When I read these words, I let go of a long deep breath I hadn’t even realized I was holding. “Oh, Ludmila,” I sighed. “But they do exist in harmony, and you are the song they sing.” And then I chuckled. The Singer and the Song is the title of a memoir by the book’s author, Miriam Therese Winter. “God is the singer,” Miriam Therese tells us in her memoir, “and we are the song.”
It was the melody of the Spirit within my own life that I heard as I read Ludmila’s story.
I grew up in a town so small that our church was the town hall and the priest a missionary. I remember counting the candles on the altar when I was five years old because two meant it was a “low” mass and I would just have to listen, but six candles meant it was a Holy Day and I could sing! I remember leaving the church after my first Penance (Confession) feeling that I was best friends with God. And the next day, when I received my First Holy Communion, I was a princess in God’s kingdom. I also remember realizing when I was 10 that because I was female, I couldn’t be Pope or President and the next most powerful thing I could do was to become a parent. My desire to be “powerful” came from my confidence that God wanted me to bring God’s graces into the world, and I seek to fulfill that commitment as a wife and mother, and through my avocation as a family life educator.
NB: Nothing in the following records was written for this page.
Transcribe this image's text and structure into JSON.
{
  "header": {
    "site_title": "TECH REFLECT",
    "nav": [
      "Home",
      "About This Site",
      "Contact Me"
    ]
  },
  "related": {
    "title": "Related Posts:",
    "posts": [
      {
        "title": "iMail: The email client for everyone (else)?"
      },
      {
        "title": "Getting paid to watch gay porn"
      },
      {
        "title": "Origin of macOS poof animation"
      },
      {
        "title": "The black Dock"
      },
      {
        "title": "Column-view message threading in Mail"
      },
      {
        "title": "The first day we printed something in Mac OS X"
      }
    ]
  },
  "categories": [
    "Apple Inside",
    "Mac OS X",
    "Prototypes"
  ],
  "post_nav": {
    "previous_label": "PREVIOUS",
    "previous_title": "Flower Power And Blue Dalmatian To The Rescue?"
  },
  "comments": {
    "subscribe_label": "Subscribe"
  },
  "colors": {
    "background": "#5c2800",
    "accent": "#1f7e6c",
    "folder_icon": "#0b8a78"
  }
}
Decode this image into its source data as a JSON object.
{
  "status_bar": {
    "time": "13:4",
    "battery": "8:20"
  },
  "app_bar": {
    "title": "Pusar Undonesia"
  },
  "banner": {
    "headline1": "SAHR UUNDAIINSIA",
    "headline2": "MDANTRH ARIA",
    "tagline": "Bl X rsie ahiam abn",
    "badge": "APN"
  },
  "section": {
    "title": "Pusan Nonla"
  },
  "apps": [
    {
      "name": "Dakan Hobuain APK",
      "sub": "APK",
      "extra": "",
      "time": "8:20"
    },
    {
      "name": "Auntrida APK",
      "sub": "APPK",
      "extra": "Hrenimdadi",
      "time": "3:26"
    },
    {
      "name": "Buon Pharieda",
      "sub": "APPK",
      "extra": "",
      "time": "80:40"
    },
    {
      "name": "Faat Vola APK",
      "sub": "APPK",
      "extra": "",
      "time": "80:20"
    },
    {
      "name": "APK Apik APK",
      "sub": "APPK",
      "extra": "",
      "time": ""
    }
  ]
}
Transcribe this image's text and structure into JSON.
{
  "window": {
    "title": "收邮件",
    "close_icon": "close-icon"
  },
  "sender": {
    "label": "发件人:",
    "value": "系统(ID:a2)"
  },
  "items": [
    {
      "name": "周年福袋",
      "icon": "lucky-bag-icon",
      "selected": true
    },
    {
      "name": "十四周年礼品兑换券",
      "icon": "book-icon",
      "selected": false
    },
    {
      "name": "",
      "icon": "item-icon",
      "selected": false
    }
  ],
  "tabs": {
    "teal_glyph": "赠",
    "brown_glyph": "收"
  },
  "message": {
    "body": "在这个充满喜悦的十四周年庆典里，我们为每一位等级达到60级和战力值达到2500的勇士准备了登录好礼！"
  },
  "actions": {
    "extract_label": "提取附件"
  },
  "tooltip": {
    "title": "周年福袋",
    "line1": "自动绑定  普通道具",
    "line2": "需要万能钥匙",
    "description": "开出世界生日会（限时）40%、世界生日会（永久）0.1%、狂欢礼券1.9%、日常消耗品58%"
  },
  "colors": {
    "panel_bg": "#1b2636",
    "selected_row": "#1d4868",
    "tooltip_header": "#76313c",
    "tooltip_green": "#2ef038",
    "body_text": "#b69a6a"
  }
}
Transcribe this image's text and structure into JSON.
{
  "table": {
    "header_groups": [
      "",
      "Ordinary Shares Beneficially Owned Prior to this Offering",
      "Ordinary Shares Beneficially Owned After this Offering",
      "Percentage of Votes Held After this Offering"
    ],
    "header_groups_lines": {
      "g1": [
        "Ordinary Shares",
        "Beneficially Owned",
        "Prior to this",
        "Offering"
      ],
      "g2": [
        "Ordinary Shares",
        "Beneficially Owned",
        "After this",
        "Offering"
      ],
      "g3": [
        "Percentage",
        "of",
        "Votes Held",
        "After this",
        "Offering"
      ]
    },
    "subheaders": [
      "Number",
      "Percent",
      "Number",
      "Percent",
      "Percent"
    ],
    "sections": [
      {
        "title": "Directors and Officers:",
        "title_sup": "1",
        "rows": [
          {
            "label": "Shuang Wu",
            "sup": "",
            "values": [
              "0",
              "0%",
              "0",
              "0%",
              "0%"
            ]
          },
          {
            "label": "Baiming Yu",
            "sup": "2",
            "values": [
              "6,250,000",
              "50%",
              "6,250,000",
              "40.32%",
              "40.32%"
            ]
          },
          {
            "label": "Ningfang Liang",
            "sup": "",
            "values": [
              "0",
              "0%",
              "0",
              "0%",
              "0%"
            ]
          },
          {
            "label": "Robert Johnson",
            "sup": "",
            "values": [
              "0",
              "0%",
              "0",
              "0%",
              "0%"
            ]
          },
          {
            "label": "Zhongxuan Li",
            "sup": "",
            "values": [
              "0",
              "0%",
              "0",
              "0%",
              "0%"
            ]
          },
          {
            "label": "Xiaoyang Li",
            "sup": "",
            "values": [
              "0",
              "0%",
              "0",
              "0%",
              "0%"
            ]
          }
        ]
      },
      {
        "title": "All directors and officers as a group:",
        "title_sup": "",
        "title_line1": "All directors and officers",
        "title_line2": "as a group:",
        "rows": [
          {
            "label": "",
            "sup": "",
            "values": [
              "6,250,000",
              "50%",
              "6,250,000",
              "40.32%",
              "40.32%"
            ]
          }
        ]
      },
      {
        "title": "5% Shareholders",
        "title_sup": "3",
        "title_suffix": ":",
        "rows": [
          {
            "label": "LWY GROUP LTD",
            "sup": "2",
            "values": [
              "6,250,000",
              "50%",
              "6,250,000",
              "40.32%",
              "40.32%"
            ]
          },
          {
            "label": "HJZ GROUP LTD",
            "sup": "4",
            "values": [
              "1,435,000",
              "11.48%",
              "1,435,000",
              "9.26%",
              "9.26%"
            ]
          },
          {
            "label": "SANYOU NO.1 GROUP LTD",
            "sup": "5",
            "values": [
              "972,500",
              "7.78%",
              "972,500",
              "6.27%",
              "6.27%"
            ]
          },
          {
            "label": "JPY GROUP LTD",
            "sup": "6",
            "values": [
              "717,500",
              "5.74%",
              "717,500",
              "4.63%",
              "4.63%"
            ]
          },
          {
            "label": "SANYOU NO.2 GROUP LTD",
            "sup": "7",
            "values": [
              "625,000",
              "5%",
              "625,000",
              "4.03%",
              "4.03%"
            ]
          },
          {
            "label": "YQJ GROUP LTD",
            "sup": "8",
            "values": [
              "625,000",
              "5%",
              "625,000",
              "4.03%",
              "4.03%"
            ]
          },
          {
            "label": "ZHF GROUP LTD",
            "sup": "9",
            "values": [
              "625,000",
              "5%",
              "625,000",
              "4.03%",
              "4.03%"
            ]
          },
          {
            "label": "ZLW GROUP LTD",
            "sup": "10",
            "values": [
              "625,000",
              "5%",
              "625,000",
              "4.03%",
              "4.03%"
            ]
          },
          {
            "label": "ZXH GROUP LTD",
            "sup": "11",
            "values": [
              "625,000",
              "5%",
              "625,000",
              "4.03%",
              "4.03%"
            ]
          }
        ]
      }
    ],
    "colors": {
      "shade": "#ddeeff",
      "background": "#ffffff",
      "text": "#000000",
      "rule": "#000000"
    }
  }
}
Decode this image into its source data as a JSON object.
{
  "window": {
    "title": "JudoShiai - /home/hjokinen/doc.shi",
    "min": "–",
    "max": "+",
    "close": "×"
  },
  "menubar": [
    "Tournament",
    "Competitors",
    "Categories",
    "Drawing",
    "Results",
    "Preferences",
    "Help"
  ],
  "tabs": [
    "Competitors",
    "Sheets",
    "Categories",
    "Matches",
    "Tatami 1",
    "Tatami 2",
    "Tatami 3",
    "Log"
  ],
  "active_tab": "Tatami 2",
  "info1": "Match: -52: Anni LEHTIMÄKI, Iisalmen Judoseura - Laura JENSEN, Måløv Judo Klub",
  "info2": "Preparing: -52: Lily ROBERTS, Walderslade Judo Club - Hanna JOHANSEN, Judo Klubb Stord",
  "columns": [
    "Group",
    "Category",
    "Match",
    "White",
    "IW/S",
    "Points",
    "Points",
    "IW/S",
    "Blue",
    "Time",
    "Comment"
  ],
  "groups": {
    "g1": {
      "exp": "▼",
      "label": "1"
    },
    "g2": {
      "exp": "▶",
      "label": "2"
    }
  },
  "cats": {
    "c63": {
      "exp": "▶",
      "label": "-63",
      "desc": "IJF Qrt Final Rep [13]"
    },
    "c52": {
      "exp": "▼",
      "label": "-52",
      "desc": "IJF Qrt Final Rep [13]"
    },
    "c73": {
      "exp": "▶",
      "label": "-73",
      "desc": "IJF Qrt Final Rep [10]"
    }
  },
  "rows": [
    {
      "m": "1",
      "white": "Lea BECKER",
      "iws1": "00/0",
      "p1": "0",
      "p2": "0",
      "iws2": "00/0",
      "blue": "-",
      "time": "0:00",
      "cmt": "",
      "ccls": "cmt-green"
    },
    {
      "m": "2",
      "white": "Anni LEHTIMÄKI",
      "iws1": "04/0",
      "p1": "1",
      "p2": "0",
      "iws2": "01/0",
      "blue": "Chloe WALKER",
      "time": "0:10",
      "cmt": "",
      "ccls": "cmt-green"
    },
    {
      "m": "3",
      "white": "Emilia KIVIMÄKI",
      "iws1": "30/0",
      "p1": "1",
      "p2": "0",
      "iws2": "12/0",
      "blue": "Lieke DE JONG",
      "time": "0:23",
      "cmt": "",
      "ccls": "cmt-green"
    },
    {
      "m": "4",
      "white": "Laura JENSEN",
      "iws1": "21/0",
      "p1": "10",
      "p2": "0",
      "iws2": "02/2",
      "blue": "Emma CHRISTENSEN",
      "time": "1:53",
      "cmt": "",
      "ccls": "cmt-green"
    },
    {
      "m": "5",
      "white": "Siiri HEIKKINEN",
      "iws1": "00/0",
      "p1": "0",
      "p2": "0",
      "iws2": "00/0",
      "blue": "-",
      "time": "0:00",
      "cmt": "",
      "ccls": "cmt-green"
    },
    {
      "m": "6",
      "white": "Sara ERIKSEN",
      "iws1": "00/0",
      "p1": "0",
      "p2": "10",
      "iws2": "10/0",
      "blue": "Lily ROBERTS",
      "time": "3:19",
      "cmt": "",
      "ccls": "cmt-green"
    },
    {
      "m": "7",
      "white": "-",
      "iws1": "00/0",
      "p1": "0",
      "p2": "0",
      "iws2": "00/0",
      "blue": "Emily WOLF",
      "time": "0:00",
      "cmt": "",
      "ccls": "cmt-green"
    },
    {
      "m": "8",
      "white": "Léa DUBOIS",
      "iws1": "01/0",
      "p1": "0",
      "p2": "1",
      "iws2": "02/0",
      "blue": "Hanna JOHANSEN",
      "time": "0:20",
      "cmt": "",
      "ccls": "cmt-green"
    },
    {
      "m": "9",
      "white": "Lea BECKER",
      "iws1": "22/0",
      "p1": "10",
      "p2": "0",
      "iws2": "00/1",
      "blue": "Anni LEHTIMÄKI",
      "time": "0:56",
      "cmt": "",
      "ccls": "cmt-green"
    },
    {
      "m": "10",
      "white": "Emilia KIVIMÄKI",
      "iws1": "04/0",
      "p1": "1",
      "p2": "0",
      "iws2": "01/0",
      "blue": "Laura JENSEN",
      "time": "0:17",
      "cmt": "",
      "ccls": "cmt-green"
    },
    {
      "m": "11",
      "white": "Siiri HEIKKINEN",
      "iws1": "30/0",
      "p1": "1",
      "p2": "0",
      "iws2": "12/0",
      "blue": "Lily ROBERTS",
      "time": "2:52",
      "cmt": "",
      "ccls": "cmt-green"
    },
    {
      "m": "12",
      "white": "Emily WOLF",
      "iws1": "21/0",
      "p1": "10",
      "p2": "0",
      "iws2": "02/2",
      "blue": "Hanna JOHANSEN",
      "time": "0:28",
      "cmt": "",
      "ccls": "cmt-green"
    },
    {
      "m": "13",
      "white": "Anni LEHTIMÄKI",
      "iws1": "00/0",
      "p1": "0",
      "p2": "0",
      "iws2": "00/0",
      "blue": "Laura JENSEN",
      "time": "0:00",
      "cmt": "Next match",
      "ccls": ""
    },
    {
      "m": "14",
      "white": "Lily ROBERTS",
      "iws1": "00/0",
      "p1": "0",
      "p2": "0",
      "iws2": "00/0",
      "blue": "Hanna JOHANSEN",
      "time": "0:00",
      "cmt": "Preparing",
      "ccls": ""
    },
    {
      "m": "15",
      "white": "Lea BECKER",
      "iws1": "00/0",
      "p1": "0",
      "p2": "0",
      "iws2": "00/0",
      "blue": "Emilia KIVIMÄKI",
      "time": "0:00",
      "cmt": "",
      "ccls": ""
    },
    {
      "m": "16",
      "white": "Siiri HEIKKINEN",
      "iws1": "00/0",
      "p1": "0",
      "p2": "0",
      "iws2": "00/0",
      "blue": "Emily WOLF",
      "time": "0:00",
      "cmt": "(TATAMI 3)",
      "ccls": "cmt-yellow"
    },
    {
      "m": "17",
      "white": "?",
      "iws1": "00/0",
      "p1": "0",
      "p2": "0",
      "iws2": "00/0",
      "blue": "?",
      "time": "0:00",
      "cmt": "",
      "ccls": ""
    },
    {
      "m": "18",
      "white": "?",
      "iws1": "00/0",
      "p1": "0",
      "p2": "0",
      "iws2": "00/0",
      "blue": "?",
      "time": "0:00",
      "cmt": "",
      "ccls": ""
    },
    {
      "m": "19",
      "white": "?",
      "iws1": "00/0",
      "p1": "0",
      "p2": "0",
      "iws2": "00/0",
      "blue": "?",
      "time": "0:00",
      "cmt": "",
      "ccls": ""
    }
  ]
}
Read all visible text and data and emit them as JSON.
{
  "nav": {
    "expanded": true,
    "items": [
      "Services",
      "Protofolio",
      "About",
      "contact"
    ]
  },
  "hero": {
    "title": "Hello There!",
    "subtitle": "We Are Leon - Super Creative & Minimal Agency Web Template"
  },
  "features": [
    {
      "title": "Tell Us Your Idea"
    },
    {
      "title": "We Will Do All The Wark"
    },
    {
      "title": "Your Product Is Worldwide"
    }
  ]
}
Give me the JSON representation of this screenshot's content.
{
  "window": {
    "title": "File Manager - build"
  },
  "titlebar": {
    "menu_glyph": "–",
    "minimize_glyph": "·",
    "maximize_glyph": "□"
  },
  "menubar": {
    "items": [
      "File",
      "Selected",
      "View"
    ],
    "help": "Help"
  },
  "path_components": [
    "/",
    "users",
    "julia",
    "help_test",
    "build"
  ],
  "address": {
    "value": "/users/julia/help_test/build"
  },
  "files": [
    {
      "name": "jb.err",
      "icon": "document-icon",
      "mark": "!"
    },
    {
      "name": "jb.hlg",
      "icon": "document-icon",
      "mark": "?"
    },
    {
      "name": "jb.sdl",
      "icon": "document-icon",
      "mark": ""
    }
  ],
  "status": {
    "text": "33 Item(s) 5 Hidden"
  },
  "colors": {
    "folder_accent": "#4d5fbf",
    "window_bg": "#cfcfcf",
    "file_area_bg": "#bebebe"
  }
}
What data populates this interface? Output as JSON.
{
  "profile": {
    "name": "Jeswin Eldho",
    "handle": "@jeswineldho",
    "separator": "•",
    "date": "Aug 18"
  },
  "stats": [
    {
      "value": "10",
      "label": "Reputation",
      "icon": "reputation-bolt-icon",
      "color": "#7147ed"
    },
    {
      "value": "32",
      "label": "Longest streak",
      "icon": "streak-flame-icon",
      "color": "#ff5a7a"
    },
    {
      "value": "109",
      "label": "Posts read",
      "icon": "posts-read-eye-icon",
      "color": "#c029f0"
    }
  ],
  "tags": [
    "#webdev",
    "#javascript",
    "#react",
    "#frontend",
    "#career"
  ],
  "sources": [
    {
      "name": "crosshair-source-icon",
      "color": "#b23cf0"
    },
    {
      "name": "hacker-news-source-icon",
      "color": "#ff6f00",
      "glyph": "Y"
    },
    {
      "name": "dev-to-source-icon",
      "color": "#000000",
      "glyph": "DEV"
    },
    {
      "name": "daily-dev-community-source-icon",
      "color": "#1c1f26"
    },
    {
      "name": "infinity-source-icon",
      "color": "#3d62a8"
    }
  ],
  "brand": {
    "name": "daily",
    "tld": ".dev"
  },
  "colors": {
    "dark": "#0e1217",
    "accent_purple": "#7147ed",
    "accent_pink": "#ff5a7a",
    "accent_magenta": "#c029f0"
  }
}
There are times when I am very angry with the injustice of the gender bias within the Roman Catholic Church that doesn’t allow me to do all that I do and be priest too, and I fully expected to find this anger reinforced by Ludmila’s story. Instead, I understood (gasp) and appreciated (gasp again!) the dilemma presented to most members of the universal church by her priesthood. My sense is that she wanted to keep her priesthood hidden because she didn’t want “the rug pulled out from under people’s faith,” a very valid ministerial concern. But when it became public, she accepted that also as God’s grace. Ludmila’s story is the story of a priesthood without pretense, one without authority but not without power. She never celebrated a public mass, and very few people knew she was ordained; but her prayer life changed because she knew she was praying as a priest. When she celebrated the Eucharist, she invited the blessed Mother and other Saints to be with her, so even though it looked like she was alone she was in Communion with the eternal, universal church. As she went about her daily life, people who felt they couldn’t go to a priest would talk to her and go away feeling reconciled with their lives and their God, and she felt that God was directing her priesthood.
Perhaps the humility and commitment with which Ludmila lives out the prohibition to practice her priesthood, even in secret, is an extension of God’s direction. Perhaps the fact that she tried to keep her priesthood hidden and could not is an extension of God’s direction too. Jesus said that the Kingdom is now and not yet. Perhaps the time for Women Priests in the Roman Catholic Church is now and not yet also. Perhaps now that a woman has publicly claimed her priesthood, we will recognize ourselves within her story. Perhaps we will find each other and then, one day, like the walls of Jericho, and the Wall in Berlin, the wall between the men and women of the Roman Catholic Church will just come tumbling down.
© 2001 by Evangelical & Ecumenical Women’s Caucus. Originally published in the Summer 2001 issue of EEWC Update, Volume 25, number 2.